BACKGROUND: Nerve blocks involve the injection of a local anesthetic into or near a peripheral nerve or local pain-sensitive trigger point. Nerve blocks relieve pain by interrupting the body's pain sensory pathways and preventing chemical signals indicating pain from reaching the brain. They are a convenient way to numb targeted areas of the body for specific surgeries, and are thus the ideal anesthetic for surgeries on extremities such as the legs and arms.
HOW IT WORKS: Using ultrasound, doctors can identify the location of the nerves. Once the anesthetic is injected around the nerves, the limb becomes progressively number.
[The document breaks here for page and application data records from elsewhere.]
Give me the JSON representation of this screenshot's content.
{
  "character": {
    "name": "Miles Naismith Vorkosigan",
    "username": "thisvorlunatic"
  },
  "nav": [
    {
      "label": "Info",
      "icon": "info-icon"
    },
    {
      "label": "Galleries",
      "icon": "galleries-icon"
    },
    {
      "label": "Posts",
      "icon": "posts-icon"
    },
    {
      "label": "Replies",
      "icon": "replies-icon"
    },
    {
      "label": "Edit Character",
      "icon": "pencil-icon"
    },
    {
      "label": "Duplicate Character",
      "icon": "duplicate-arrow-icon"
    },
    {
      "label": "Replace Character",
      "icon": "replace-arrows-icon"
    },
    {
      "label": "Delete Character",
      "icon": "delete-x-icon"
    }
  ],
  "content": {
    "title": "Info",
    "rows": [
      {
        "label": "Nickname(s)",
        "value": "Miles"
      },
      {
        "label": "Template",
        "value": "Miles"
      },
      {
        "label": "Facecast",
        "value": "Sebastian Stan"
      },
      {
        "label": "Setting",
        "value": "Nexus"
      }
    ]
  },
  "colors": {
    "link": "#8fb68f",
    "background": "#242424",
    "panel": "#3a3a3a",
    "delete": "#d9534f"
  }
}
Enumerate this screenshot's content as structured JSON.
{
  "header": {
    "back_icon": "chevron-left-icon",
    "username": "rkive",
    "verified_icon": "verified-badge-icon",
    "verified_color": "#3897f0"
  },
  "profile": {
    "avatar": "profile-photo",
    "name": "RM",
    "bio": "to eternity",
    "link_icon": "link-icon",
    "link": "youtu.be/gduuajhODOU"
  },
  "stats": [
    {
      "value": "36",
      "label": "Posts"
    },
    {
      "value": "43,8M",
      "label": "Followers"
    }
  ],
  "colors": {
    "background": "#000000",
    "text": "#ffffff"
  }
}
They can be given in a single injection, a continuous infusion, or used to completely destroy the nerve for more permanent pain relief. A single injection can last several hours or up to one day. Unlike general anesthesia, patients receiving a nerve block can breathe on their own with no additional support. Patients do not experience nausea, vomiting, or sore throat. Patients recover more quickly and require less pain medication after surgery. Nerve blocks also provide effective anesthesia and pain relief for joint replacement surgery, major orthopedic trauma, severe burns, hernia repair, breast surgery, removal of kidney stones, and vascular surgery.
CAVEATS: Nerve blocks can provide temporary pain control but they are just one component of a pain management program. There can be side effects, such as allergic reactions to the local anesthetics. If steroids are used with the anesthetics to reduce inflammation, they can cause fluid retention, fluctuations in blood pressure and blood sugar, and mood swings. If nervous tissue is destroyed, a patient can experience partial loss of motor or sensory functions in the affected area. And patients who are taking anticoagulants such as heparin should not have a nerve block as the medications used can increase the risk of bleeding.
HOW ULTRASOUND WORKS: Ultrasound is a medical imaging technique that uses high-frequency sound waves and their echoes. It is similar to how bats navigate in the dark, and the SONAR used by submarines underwater. The machine transmits high-frequency sound pulses into the body using a probe. The sound waves travel through the body and bounce off any boundaries, such as between fluid and soft tissue, tissue and bone. Some of the sound waves are reflected back to the probe, while others travel further through until they bounce off another boundary. All the reflected waves are recorded by the machine, which then calculates the distance each sound wave traveled based on how long it took the sound wave's echo to return. This data is used to form a two-dimensional image based on the distances and intensities of those echoes.